Following Fedorow | Training Tips From Ryan Fedorow

Ryan Fedorow has a role in the success of Wil Hahn and Davi Millsaps, but his work as a personal trainer is seldom seen. He is alongside them through most races and spends long hours during the week keeping them on task and focused. Between practice sessions at the San Diego Supercross, we took a few moments to discuss his background and areas he feels are important and sometimes overlooked in training…

“I raced motocross growing up and have been in the industry on the rider’s side. I am a certified personal trainer and also race mountain bikes in the Cat One (professional) ranks. I know my body and what it takes to get myself to an elite level in mountain bike racing, so I think I have a good idea of what it takes to be a good motorcycle racer, because I know the balance for each sport.”

“Fuel is the number one thing that will help your body go through whatever event you are in. I think carbohydrates are one of the most overlooked things for a racer. For people that want to lose weight, you obviously shouldn’t eat as many carbohydrates, but a racer or someone in an endurance sport should use them as fuel. They have to be the right type of carbohydrates and I think that, along with timing of nutrients, is important.”
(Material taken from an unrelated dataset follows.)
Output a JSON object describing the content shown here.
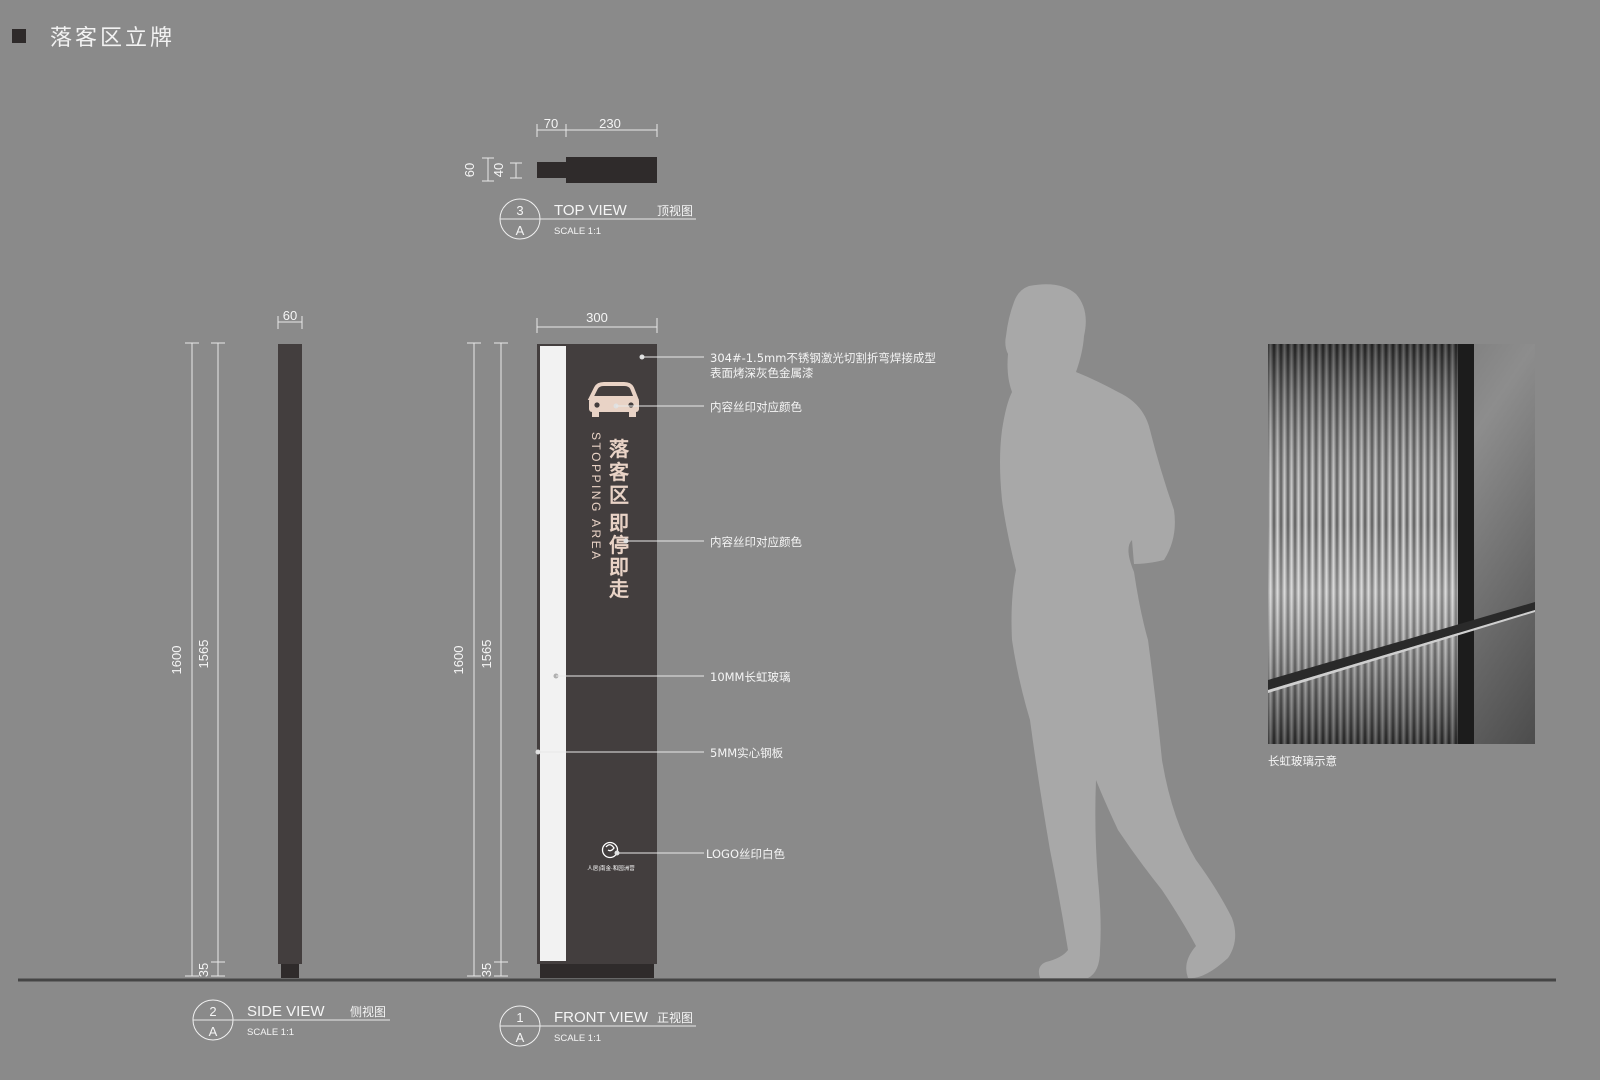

“You need an overall base for performance, strength, and cardio. I would say that most people tend to focus on strength training but a big, bulky body is not the most efficient when riding a dirt bike. While you need to be strong, you don’t need to focus on just lifting weights in the gym or doing curls for the girls. You need a good balance of strength, fast twitch exercises, and a lot cardio. This is an anaerobic sport, which is more or less how high you can keep your heart rate for how long.”

“There is a little more volume involved for outdoor training, but realistically it is close to the same as Supercross because you are on the bike for 35 minutes outdoors compared to 20 minutes in Supercross. In that period of time outdoors, you will have a lower heart rate versus holding your breathe in a very anaerobic Supercross race. It kind of balances out, because you spend an hour and a half on your motorcycle outdoors, and in Supercross it is an hour total. It is a little bit different and you build a little volume and a higher threshold in Supercross when it is more anaerobic. I think they are both equally important to have a good base in, and you build your fitness from there.”